Data to examine →
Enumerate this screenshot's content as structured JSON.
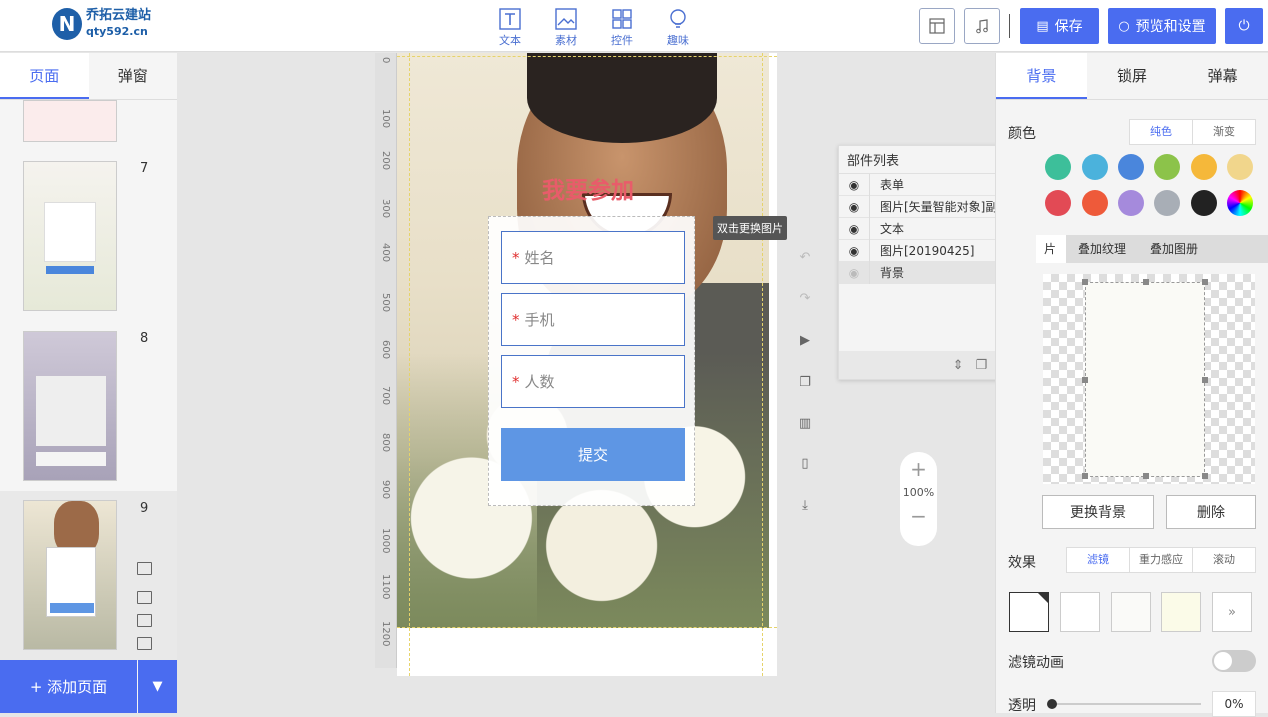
{
  "app": {
    "name": "乔拓云建站",
    "url": "qty592.cn"
  },
  "toolbar": {
    "tools": [
      {
        "label": "文本",
        "icon": "text-icon"
      },
      {
        "label": "素材",
        "icon": "image-icon"
      },
      {
        "label": "控件",
        "icon": "widgets-icon"
      },
      {
        "label": "趣味",
        "icon": "bulb-icon"
      }
    ],
    "save_label": "保存",
    "preview_label": "预览和设置"
  },
  "left": {
    "tabs": [
      "页面",
      "弹窗"
    ],
    "pages": [
      "7",
      "8",
      "9"
    ],
    "add_page": "+ 添加页面"
  },
  "canvas": {
    "ruler": [
      "0",
      "100",
      "200",
      "300",
      "400",
      "500",
      "600",
      "700",
      "800",
      "900",
      "1000",
      "1100",
      "1200"
    ],
    "headline": "我要参加",
    "fields": [
      {
        "req": "*",
        "placeholder": "姓名"
      },
      {
        "req": "*",
        "placeholder": "手机"
      },
      {
        "req": "*",
        "placeholder": "人数"
      }
    ],
    "submit": "提交",
    "tooltip": "双击更换图片",
    "zoom": "100%"
  },
  "components": {
    "title": "部件列表",
    "items": [
      "表单",
      "图片[矢量智能对象]副本",
      "文本",
      "图片[20190425]",
      "背景"
    ]
  },
  "right": {
    "tabs": [
      "背景",
      "锁屏",
      "弹幕"
    ],
    "color_label": "颜色",
    "color_modes": [
      "纯色",
      "渐变"
    ],
    "swatches": [
      "#3dbf9a",
      "#4bb2dc",
      "#4a86dc",
      "#8cc34a",
      "#f5b83a",
      "#f1d68c",
      "#e24a55",
      "#ee5a3a",
      "#a58adc",
      "#a8aeb6",
      "#222222"
    ],
    "subtabs": [
      "片",
      "叠加纹理",
      "叠加图册"
    ],
    "replace_bg": "更换背景",
    "delete": "删除",
    "effect_label": "效果",
    "effect_modes": [
      "滤镜",
      "重力感应",
      "滚动"
    ],
    "filter_anim": "滤镜动画",
    "opacity_label": "透明",
    "opacity_value": "0%"
  }
}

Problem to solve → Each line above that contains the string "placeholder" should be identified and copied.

Reply →
        "placeholder": "姓名"
        "placeholder": "手机"
        "placeholder": "人数"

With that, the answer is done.